“I just like the idea of the fact that light can be the subject.”– Barbara Earl Thomas
Hear from Seattle-based powerhouse Barbara Earl Thomas as she shares the experience of seeing Saint Sebastion Tended by Saint Irene at SAM. More than seeing, Thomas encourages you to listen to the painting, to notice the quiet of the moment being painted. We love sharing Thomas’ perspective and can’t wait to share an installation of her artwork with you in The Geography of Innocence, opening at SAM July 11.
Georges de La Tour is often mentioned as one of the many followers of Caravaggio (ca. 1571–1610), the Italian artist who pioneered the use of strong contrasts of light and dark to heighten the drama and religious feeling in his paintings. Though De La Tour probably never saw a work by Caravaggio, the innovative style spread across Europe, and the French artist first introduced his own version of “tenebrism” in this depiction of a nocturnal scene of deliverance. It was such a popular image that no fewer than a dozen other versions exist.

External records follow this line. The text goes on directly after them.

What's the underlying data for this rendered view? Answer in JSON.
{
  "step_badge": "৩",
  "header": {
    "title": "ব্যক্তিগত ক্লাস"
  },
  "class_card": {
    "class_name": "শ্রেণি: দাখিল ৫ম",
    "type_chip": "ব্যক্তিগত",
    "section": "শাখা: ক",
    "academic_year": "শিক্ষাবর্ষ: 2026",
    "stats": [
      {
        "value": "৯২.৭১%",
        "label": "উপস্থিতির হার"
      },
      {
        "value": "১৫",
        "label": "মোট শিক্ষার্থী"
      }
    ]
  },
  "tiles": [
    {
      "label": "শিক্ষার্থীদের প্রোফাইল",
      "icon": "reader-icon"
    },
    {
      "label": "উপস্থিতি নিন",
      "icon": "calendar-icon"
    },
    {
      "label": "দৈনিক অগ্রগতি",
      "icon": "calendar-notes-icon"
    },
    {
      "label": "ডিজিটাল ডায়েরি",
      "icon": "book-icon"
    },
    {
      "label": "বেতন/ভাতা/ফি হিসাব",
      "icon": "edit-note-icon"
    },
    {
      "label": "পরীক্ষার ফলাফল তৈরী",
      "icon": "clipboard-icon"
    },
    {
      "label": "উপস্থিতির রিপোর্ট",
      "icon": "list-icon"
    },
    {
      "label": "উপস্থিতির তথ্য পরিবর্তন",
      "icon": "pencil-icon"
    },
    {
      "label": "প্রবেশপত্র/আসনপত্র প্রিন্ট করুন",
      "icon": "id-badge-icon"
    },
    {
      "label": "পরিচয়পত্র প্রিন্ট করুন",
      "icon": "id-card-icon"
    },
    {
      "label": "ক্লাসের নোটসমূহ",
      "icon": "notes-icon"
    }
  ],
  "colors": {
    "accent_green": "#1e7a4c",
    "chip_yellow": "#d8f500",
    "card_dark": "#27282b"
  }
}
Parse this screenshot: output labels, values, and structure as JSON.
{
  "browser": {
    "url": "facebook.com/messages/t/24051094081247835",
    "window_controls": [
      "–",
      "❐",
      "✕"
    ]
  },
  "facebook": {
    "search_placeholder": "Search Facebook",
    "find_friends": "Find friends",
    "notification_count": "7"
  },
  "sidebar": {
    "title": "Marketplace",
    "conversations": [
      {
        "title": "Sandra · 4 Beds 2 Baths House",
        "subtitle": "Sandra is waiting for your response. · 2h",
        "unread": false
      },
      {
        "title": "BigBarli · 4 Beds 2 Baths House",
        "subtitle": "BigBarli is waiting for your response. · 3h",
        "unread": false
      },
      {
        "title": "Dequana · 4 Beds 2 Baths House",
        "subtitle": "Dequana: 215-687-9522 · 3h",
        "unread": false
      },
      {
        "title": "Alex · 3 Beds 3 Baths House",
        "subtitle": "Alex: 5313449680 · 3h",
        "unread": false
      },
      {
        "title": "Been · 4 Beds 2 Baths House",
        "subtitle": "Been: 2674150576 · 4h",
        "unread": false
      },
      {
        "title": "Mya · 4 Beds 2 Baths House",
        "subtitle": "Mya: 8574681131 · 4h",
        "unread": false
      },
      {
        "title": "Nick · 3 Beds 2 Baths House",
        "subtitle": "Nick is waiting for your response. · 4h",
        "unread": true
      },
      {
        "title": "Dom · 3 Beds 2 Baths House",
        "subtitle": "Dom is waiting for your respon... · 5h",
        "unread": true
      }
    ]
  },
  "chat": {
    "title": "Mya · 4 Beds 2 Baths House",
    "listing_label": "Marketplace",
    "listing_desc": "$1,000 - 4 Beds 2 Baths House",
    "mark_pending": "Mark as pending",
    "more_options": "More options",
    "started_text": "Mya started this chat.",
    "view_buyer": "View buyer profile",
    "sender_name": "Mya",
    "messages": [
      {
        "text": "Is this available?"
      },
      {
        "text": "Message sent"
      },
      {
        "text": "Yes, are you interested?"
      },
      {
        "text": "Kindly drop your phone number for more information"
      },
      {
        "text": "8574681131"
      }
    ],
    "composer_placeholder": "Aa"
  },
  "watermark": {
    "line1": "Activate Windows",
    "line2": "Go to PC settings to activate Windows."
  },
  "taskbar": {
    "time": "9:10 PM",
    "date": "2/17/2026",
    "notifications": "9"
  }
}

The original painting is probably lost; this example is one of the best of the other versions, and some scholars believe it came directly from his studio and may have had his direct participation.